General Motors (NYSE: GM) reported a significant fall in third-quarter new vehicle sales due to the ongoing global semiconductor chip shortage that has delayed production and reduced inventory. The company reported that vehicle sales within the U.S. had tumbled 33% compared to the previous year. Ultimately, the company sold 446,997 vehicles in the U.S., a drop from last year’s 665,192.
Amid the chip shortage, GM has been forced to close down plants for weeks and in some cases months at a time. The automaker has been producing incomplete vehicles that are in high demand to have ready for when chips become available to them.
Every one of the automakers brands noted a double-digit sales loss within the third quarter with Chevrolet coming in first at a 36.1% decline.
Nevertheless, GM president of North America, Steve Carlisle says “the semiconductor supply disruptions that impacted our third-quarter wholesale and customer deliveries are improving,” he said in a statement. “As we look to the fourth quarter, a steady flow of vehicles held at plants will continue to be released to dealers, we are restarting production at key crossover and car plants, and we look forward to a more stable operating environment through the fall.”

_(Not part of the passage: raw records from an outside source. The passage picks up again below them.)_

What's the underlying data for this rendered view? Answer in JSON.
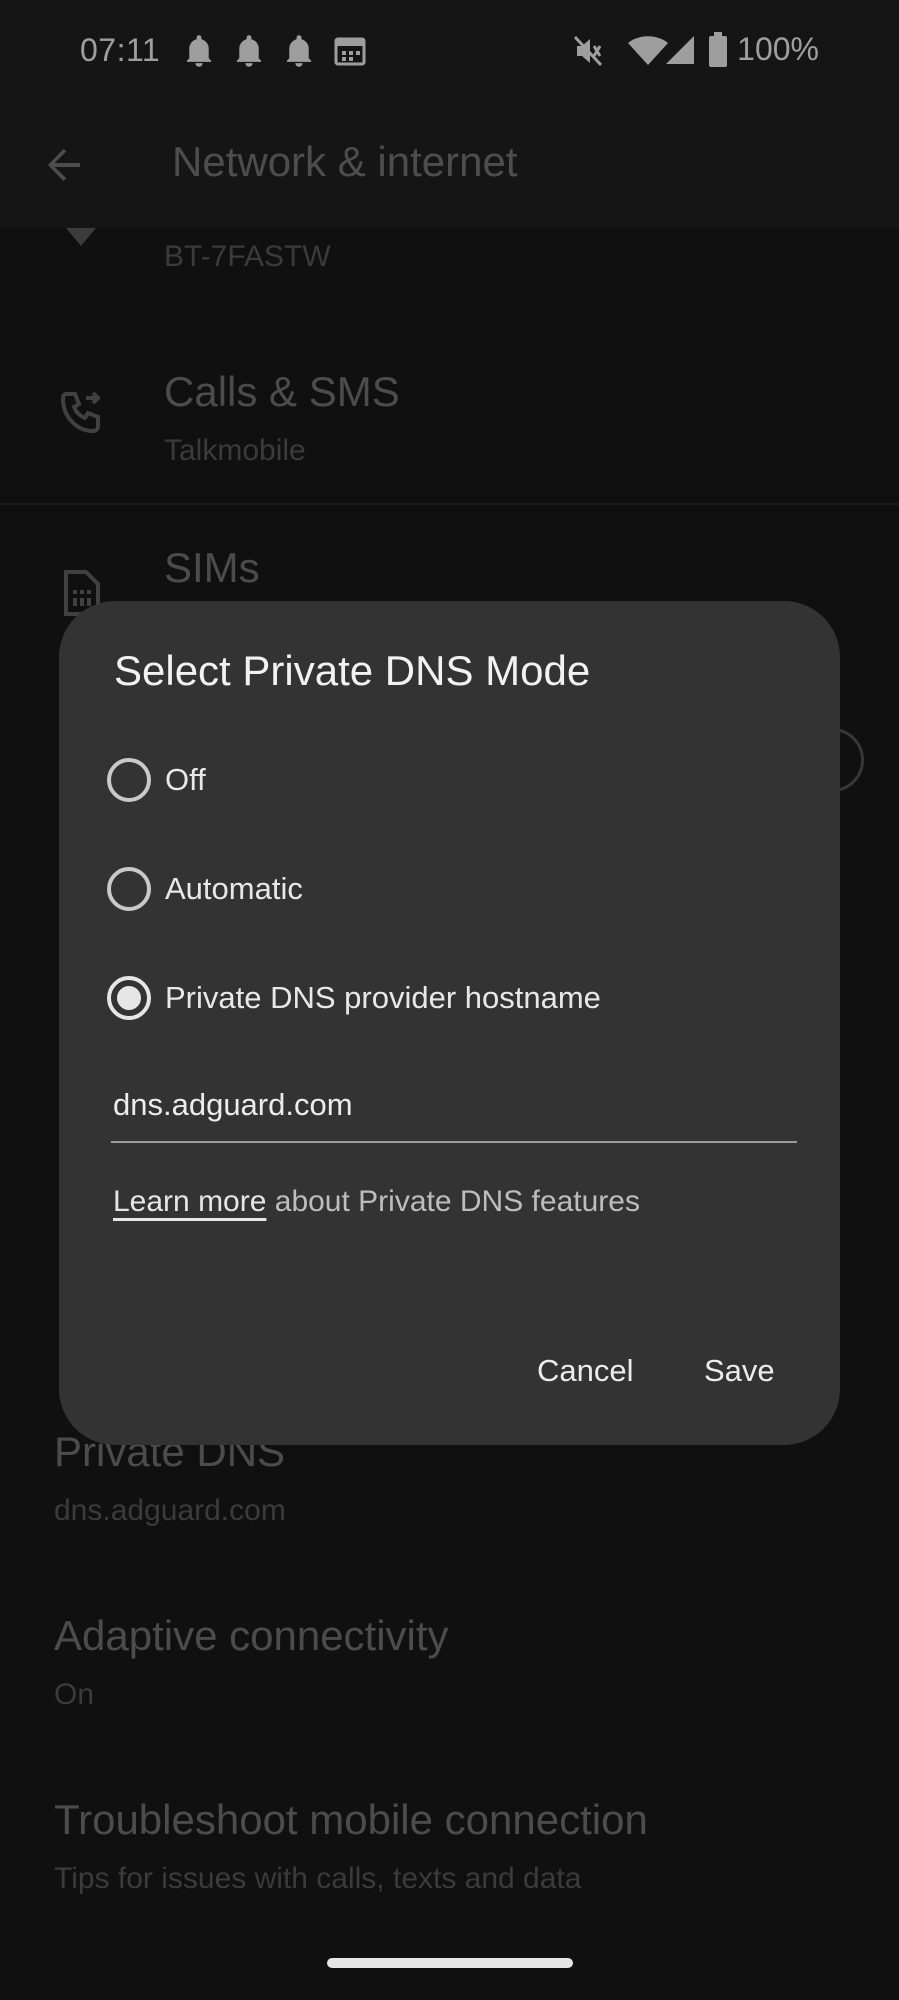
{
  "status_bar": {
    "time": "07:11",
    "battery_percent": "100%",
    "icons": [
      "bell-icon",
      "bell-icon",
      "bell-icon",
      "calendar-icon",
      "vibrate-off-icon",
      "wifi-icon",
      "signal-icon",
      "battery-icon"
    ]
  },
  "app_bar": {
    "title": "Network & internet",
    "back_icon": "arrow-back-icon"
  },
  "list": {
    "partial_row_sub": "BT-7FASTW",
    "calls_title": "Calls & SMS",
    "calls_sub": "Talkmobile",
    "sims_title": "SIMs",
    "private_dns_title": "Private DNS",
    "private_dns_sub": "dns.adguard.com",
    "adaptive_title": "Adaptive connectivity",
    "adaptive_sub": "On",
    "troubleshoot_title": "Troubleshoot mobile connection",
    "troubleshoot_sub": "Tips for issues with calls, texts and data"
  },
  "dialog": {
    "title": "Select Private DNS Mode",
    "options": [
      {
        "label": "Off",
        "selected": false
      },
      {
        "label": "Automatic",
        "selected": false
      },
      {
        "label": "Private DNS provider hostname",
        "selected": true
      }
    ],
    "hostname_value": "dns.adguard.com",
    "learn_more_link": "Learn more",
    "learn_more_rest": " about Private DNS features",
    "cancel_label": "Cancel",
    "save_label": "Save"
  },
  "colors": {
    "dialog_bg": "#333333",
    "screen_bg": "#1a1a1a",
    "text_primary": "#e6e6e6"
  }
}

GM’s approximate U.S. market share has fallen to 13.3%, in comparison to the 16.9% in last year’s period.